Typically, staking is an opportunity to profit with “idle” cryptocurrencies. But Ethereum 2.0 may not be the best experience to start with, according to Vladislav Sopov.
The more ETH transferred to the Ethereum 2.0 deposit contract, the more investors seize the opportunity to catch the last train.
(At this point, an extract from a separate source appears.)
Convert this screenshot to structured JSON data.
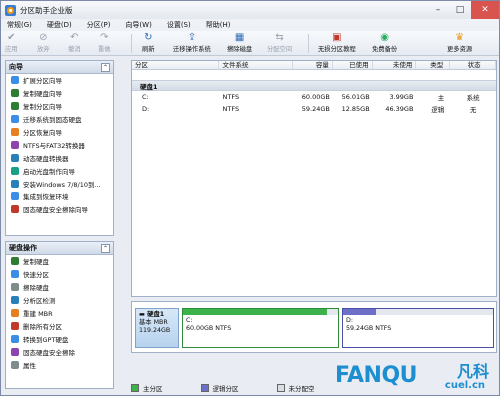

Meanwhile, ETH 2 staking has some striking differences from similar Proof of Stake (PoS) and delegated Proof of Stake (DPoS) experiences.
Here are important caveats to keep in mind for anyone considering becoming an ETH2 validator:
Why might not Ethereum 2.0 stock be the best idea?
In short, the risks can be enormous to join Ethereum 2.0 due to an unprecedentedly high minimum stake amount and uncertain conditions for the launch of ETH 2. This is especially true for beginners and small stakes.
5 Key Reasons Not To Participate In Ethereum 2.0 Staking
Numerous observations, both economic and technological, show that the Ethereum 2.0 stake is not “one-size-fits-all”. So what are these 5 reasons?
- Very high initial stake amount.
- Uncertainty of the roadmap in terms of staking rewards.
- Incredibly complex ETH1 / ETH2 transition process.
- Wide variety of possible staking reward rates.
- The need to preserve uptime
A year ago, when Ethereum (ETH) 2.0 was just starting to take shape, developers announced that the minimum stake would be set at 32 ETH. At the time of writing, this amount exceeds $ 14,240. In short, it’s almost equivalent to 1 Bitcoin (BTC).
This is the highest minimum stake in the entire history of the crypto segment. Even Vitalik Buterin, the inventor of Ethereum, shared his concerns about the possible whale dominant character of future Ethereum:
“As Proof of Stake, if you have some money, you can deposit that money and get more of that money. As Proof of Work, you can always make more money, but you need some external resources to do this. Therefore, it can be argued that Proof of Stake poses an increasing risk of concentration in the long run. ”
For comparison, the design of Zilliqa (ZIL) share through some brokers allows network enthusiasts to stake for just 1 ZIL or $ 0.02.
Uncertainty of the Road Map
It should be noted that the highly anticipated Ethereum 2.0 rollout scheduled for December 1 does not mark the beginning of staking reward payments. Fully-fledged Ethereum can take years to be released in shatter and shares, so it is very difficult to predict potential revenues when building investment portfolios. Therefore, while the approximate staking reward rates are known, it is still unclear when all validators will receive periodic staking rewards. What is clear is that the Ethereum 2.0 Phase 1 and Phase 2 presentations will be long and complex.
Incredibly complex ETH1 / ETH2 Transition Process
The transition between Proof of Work (PoW) and Proof of Stake (PoS) is something that has not been achieved before. It is emphasized that generally a large infrastructure (decentralized applications, decentralized financial protocols, exchanges etc.) depends on the integrity of Ethereum. Moving these objects to another blockchain will have damaging and unpredictable consequences for the global blockchain segment.
Wide Variation of Possible Staking Reward Rates
The exact rates of Ethereum 2.0 staking rewards shown today vary significantly. Depending on the share of Ether supply actually invested for staking transactions, this indicator can range from 4.9 percent to 21.6 percent. While the endpoints of this chart are very unlikely to be selected as Ethereum 2.0 staking rewards, it is still unclear how long an Ethereum 2.0 investor should wait on APY.
Requirement to Maintain Working Time
Finally, potential users are concerned about the requirements of keeping an uptime, namely the necessity for verifiers to synchronize their computers online and with the network. Although Vitalik Buterin admits that staking operations can be profitable even with 60 percent uptime, even this “forgiving” level can be too high for inexperienced users.